──────── Dataset excerpts ────────

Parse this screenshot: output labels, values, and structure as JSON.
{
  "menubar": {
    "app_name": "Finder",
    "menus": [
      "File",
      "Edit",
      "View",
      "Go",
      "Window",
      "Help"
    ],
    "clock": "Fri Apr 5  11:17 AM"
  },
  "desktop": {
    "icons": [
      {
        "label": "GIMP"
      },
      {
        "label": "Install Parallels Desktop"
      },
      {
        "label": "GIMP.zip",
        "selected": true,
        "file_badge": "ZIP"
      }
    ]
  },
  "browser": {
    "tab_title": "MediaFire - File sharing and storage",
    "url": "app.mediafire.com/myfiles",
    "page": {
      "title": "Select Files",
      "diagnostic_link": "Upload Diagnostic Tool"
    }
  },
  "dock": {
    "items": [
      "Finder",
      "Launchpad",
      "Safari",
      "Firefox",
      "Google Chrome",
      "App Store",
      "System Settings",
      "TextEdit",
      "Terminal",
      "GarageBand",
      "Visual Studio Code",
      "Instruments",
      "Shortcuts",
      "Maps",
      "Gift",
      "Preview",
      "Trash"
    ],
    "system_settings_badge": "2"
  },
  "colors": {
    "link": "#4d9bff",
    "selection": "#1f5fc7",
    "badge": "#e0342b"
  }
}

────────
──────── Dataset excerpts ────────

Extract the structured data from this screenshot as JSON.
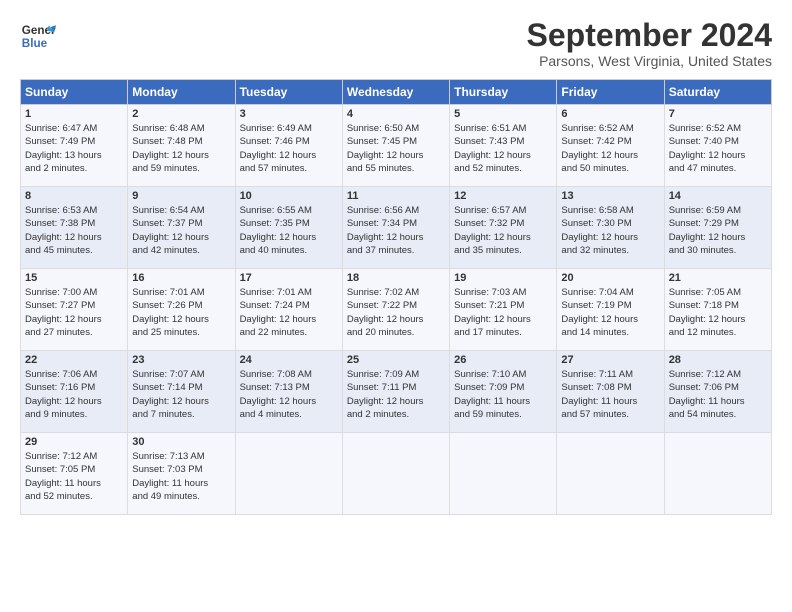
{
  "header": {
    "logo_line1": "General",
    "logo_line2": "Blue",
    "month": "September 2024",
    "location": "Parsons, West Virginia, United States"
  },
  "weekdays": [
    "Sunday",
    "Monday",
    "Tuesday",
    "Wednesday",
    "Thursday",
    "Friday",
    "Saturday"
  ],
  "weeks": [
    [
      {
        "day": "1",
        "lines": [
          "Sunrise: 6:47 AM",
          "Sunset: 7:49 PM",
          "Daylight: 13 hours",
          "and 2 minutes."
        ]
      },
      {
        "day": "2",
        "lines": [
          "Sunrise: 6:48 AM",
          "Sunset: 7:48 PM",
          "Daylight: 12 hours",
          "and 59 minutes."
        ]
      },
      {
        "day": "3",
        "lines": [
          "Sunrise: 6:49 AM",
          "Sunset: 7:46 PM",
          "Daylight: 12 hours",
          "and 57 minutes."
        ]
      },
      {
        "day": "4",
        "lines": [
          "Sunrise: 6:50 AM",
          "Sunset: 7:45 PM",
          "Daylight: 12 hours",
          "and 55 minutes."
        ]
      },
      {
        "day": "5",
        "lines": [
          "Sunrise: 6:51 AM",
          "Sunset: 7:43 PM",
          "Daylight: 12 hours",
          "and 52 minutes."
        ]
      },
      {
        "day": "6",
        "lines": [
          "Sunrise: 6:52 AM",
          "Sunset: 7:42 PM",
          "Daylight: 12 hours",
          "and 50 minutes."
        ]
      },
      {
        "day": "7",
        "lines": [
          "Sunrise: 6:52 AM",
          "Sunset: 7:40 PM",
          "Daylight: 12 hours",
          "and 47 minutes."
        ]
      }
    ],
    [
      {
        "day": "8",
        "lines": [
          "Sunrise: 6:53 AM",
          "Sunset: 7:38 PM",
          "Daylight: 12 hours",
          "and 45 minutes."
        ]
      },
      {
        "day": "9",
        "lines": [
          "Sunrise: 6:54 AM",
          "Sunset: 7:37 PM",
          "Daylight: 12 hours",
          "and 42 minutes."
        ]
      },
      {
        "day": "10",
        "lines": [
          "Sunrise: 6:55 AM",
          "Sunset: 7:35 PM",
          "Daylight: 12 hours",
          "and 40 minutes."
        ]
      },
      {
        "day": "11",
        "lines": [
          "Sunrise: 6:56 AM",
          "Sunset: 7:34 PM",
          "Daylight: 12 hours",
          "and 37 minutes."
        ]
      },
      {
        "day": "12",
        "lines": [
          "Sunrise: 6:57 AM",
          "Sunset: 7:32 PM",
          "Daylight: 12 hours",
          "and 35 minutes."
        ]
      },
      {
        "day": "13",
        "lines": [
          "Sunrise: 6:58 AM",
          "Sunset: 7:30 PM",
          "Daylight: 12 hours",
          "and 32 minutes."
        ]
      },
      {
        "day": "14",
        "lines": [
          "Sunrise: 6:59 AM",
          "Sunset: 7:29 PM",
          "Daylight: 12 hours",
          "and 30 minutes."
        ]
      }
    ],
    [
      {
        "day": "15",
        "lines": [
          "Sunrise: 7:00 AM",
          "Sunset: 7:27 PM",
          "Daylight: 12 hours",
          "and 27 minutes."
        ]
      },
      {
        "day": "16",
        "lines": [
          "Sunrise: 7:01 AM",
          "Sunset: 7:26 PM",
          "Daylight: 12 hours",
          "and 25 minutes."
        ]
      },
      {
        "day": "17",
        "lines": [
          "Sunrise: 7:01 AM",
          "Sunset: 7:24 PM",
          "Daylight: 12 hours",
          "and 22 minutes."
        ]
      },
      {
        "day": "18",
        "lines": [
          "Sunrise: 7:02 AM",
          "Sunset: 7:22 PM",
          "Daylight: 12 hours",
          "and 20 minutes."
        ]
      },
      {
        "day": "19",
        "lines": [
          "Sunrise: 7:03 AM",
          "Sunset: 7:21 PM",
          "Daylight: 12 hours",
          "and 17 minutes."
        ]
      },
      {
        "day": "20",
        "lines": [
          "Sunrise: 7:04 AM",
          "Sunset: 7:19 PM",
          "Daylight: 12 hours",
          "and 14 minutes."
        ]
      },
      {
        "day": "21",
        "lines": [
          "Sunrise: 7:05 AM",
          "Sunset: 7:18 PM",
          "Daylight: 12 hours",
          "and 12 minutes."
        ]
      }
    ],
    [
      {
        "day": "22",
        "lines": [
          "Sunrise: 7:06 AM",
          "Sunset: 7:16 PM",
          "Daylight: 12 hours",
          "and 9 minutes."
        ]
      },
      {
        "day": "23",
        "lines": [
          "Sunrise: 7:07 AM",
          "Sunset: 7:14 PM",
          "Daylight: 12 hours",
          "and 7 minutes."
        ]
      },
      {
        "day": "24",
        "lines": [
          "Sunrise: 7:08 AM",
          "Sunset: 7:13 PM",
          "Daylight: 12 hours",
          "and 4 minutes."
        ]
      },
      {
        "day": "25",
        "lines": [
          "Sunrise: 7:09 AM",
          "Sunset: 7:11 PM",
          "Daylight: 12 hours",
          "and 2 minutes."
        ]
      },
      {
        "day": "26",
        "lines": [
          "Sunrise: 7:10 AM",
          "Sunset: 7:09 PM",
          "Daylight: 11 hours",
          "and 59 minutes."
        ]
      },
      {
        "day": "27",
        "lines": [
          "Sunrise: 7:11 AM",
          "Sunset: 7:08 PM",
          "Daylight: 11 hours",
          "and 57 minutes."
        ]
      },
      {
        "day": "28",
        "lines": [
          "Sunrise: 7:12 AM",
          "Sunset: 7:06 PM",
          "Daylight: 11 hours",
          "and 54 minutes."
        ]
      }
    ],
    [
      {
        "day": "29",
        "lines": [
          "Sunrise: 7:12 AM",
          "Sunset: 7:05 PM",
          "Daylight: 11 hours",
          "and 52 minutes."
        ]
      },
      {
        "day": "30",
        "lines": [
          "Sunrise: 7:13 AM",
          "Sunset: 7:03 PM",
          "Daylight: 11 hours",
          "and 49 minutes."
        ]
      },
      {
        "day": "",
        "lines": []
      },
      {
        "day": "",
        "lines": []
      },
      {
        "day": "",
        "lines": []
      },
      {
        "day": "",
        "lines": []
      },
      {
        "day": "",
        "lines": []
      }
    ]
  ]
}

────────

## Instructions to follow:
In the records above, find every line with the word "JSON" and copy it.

## Written answer:
Parse this screenshot: output labels, values, and structure as JSON.
Extract the structured data from this screenshot as JSON.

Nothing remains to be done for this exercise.